Many of the loved ones and spouses of those who chose to volunteer in their community as fire fighters live with trepidation every time there is an emergency. They fear that their loved one might not return home.
And that is exactly what happened to Brittany Brouwer on June 20, 2004. Brouwer’s brother, Dustin Engel, who had just graduated from Lake Cowichan Secondary and was only 19-years-old at the time, was a volunteer fireman with the Sahtlam Fire Department. On his way to a call, Dustin was the victim of a horrible car accident that took his life.
Each year, the Fallen Firefighters Foundation of Canada honours fallen firefighters from the previous year. In 2005, Brouwer, her mother and grandmother, along with Dustin’s father, flew out to Ottawa to be part of the ceremony and to say goodbye to Dustin.
“It’s always the Sept. 11 weekend, so we flew out on the ninth and the memorial was held on Sept. 11, 2005. We got a medal saying ‘never to be forgotten’ on it and his name and the fire hall and then birth and death dates. Then they also give you a black helmet symbolizing honour, and it comes with a black pillow,” said Brouwer.
But as it turns out, Brouwer was able to witness the honouring of her brother a second time as the Fallen Firefighters Foundation of Canada had successfully completed and unveiled the Canadian Firefighters Memorial located in LeBreton Flats, Ottawa on Sept. 10, 2012.
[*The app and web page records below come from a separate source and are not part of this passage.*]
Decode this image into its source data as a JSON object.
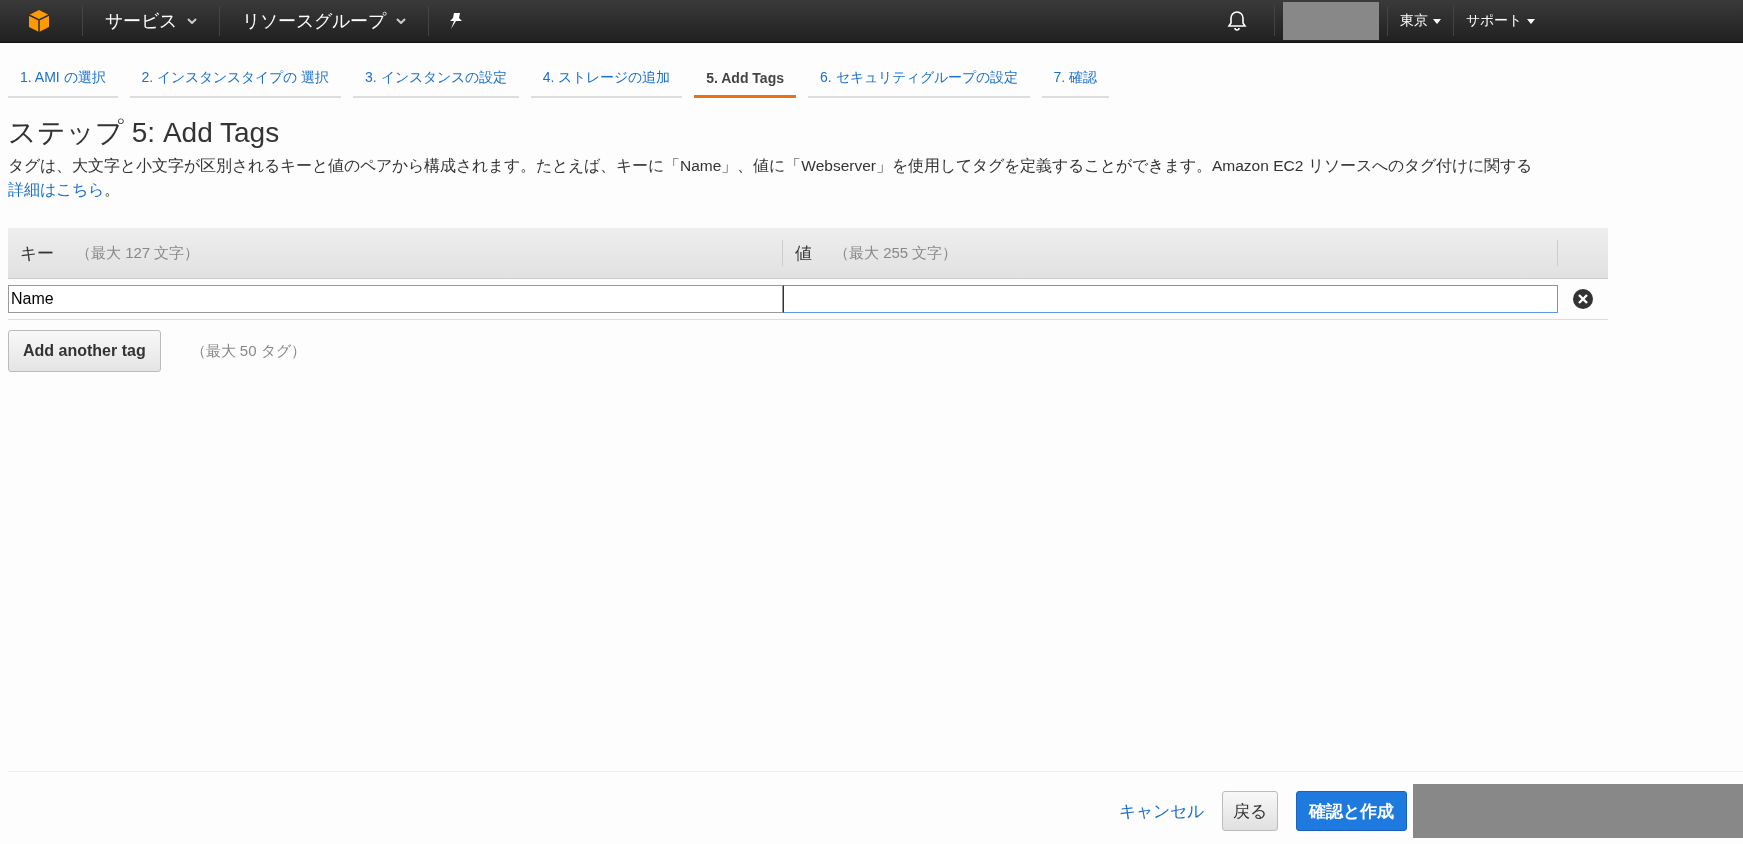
{
  "top_nav": {
    "menus": [
      {
        "label": "サービス"
      },
      {
        "label": "リソースグループ"
      }
    ],
    "region": "東京",
    "support": "サポート"
  },
  "wizard_tabs": [
    {
      "label": "1. AMI の選択",
      "selected": false
    },
    {
      "label": "2. インスタンスタイプの 選択",
      "selected": false
    },
    {
      "label": "3. インスタンスの設定",
      "selected": false
    },
    {
      "label": "4. ストレージの追加",
      "selected": false
    },
    {
      "label": "5. Add Tags",
      "selected": true
    },
    {
      "label": "6. セキュリティグループの設定",
      "selected": false
    },
    {
      "label": "7. 確認",
      "selected": false
    }
  ],
  "title": "ステップ 5: Add Tags",
  "description": "タグは、大文字と小文字が区別されるキーと値のペアから構成されます。たとえば、キーに「Name」、値に「Webserver」を使用してタグを定義することができます。Amazon EC2 リソースへのタグ付けに関する",
  "description_link": "詳細はこちら",
  "description_end": "。",
  "table": {
    "columns": [
      {
        "label": "キー",
        "hint": "（最大 127 文字）"
      },
      {
        "label": "値",
        "hint": "（最大 255 文字）"
      }
    ],
    "rows": [
      {
        "key": {
          "value": "Name",
          "focused": false
        },
        "value": {
          "focused": true
        }
      }
    ]
  },
  "add_button": "Add another tag",
  "add_hint": "（最大 50 タグ）",
  "footer": {
    "cancel": "キャンセル",
    "back": "戻る",
    "submit": "確認と作成"
  }
}
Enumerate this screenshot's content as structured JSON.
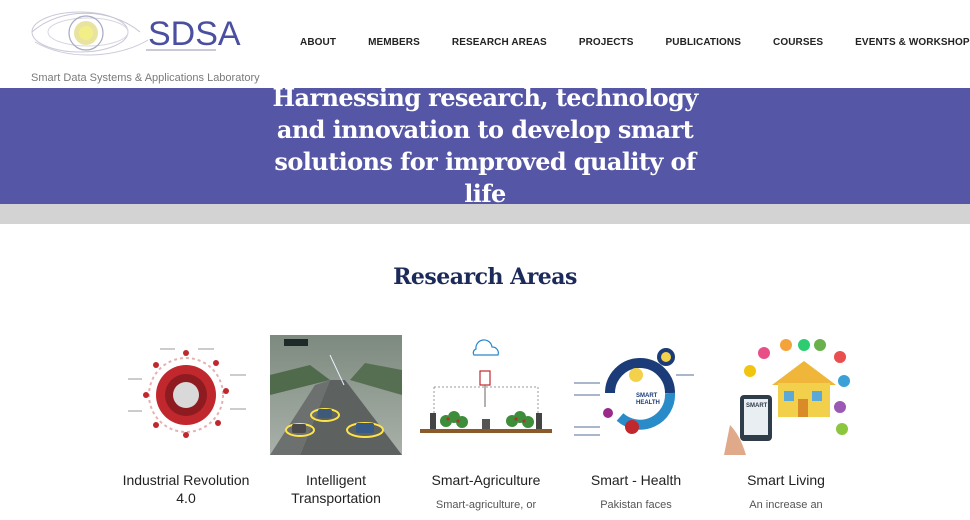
{
  "header": {
    "logo_text": "SDSA",
    "tagline": "Smart Data Systems & Applications Laboratory"
  },
  "nav": [
    {
      "label": "ABOUT"
    },
    {
      "label": "MEMBERS"
    },
    {
      "label": "RESEARCH AREAS"
    },
    {
      "label": "PROJECTS"
    },
    {
      "label": "PUBLICATIONS"
    },
    {
      "label": "COURSES"
    },
    {
      "label": "EVENTS & WORKSHOPS"
    }
  ],
  "hero": {
    "headline": "Harnessing research, technology and innovation to develop smart solutions for improved quality of life"
  },
  "research": {
    "title": "Research Areas",
    "cards": [
      {
        "title": "Industrial Revolution 4.0",
        "desc": ""
      },
      {
        "title": "Intelligent Transportation",
        "desc": ""
      },
      {
        "title": "Smart-Agriculture",
        "desc": "Smart-agriculture, or"
      },
      {
        "title": "Smart - Health",
        "desc": "Pakistan faces"
      },
      {
        "title": "Smart Living",
        "desc": "An increase an"
      }
    ]
  },
  "colors": {
    "hero_bg": "#5656a6",
    "title_color": "#1c2a5a",
    "logo_color": "#4a4fa0"
  }
}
The memorial consists of a wall with the names of all fallen firefighters across the country (1,100 since 1848), and a bronze statue of a firefighter. The bronze for the statue was donated by fire departments from across the country — including the Cowichan Valley — in the form of old bronze couplings.
On this second trip to Ottawa, Brouwer went with her husband Darryl who grew up in Lake Cowichan and is now a volunteer firefighter with the Chemainus Fire Department.
“Even though they were honouring those people who died last year, it was still so we could see his name engraved on a wall and kind of almost like a finalizing of everything,” said Brouwer.
Brouwer says that to see the memorial and take part in the ceremony was a different experience than when she flew out to Ottawa the last time.
“Whereas last time it was more of a shock, where you’re upset and you’re angry and mad and sad. Where this time I flew out I was older and we’d mourned and accepted that this had happened. And now it was more of an honour to go out.”
But it was also a day of emotion and coming to really understand just how much firefighters care about the members of their communities.
“They were so amazing. They have their heart on their sleeves, they care so much about you. They don’t even know you, but when I went there the people that I met eight years ago still remembered my name.
“The day before the ceremony they did an official reading of every single fireman’s name on the wall because they wanted everybody to know that they’re still included in the ceremony, which was amazing because, although the ceremony was about the six who died last year, it was really about everybody’s name on that wall.”
Brouwer says that after her brother passed away, it took her years to come to terms with it enough to even get her own driver’s license. And when her husband signed up to be a firefighter, she says she had a hard time accepting it.
“When he wanted to be a firefighter at first I was like, no way, you’re not doing this. I can’t go through this again. But then I had to have the perception that accidents happen and that was an accident. My brother didn’t chose to die, nobody does. So it took me a while to be okay with it.”
Brouwer has kept the memory of her brother alive over the years on her own by participating in the Great Lake Walk and raising $1,000 which she donated towards the creation of the Firefighters Memorial, and by having a bench installed in his memory at Pt. Ideal last December. The bench overlooks the lake and the marina and Brouwer says this is fitting because he was a sailor and fisherman and loved the water in general.
“It was totally meant to be,” said Brouwer.
She adds that this bench was important not only to her, but to others who want to remember Dustin and did not feel comfortable going to the crash site each year.
“I would have people telling me that they wanted to go to the crash site, but they would tell me that they can’t anymore, it’s just too heartbreaking, it’s too sad. I would always go there, but it isn’t a very nice place to remember somebody. You want to remember somebody where they had a great time and it’s more of a happy place.”
Dustin’s ashes were recently placed in a wall beside his grandmother – who passed away in May of this year – in the Cedar Cemetery.
Brouwer says you never get over having lost a loved one, but with time there does come healing.
“It definitely hits me once in a while. You don’t get over it, but it does get easier.”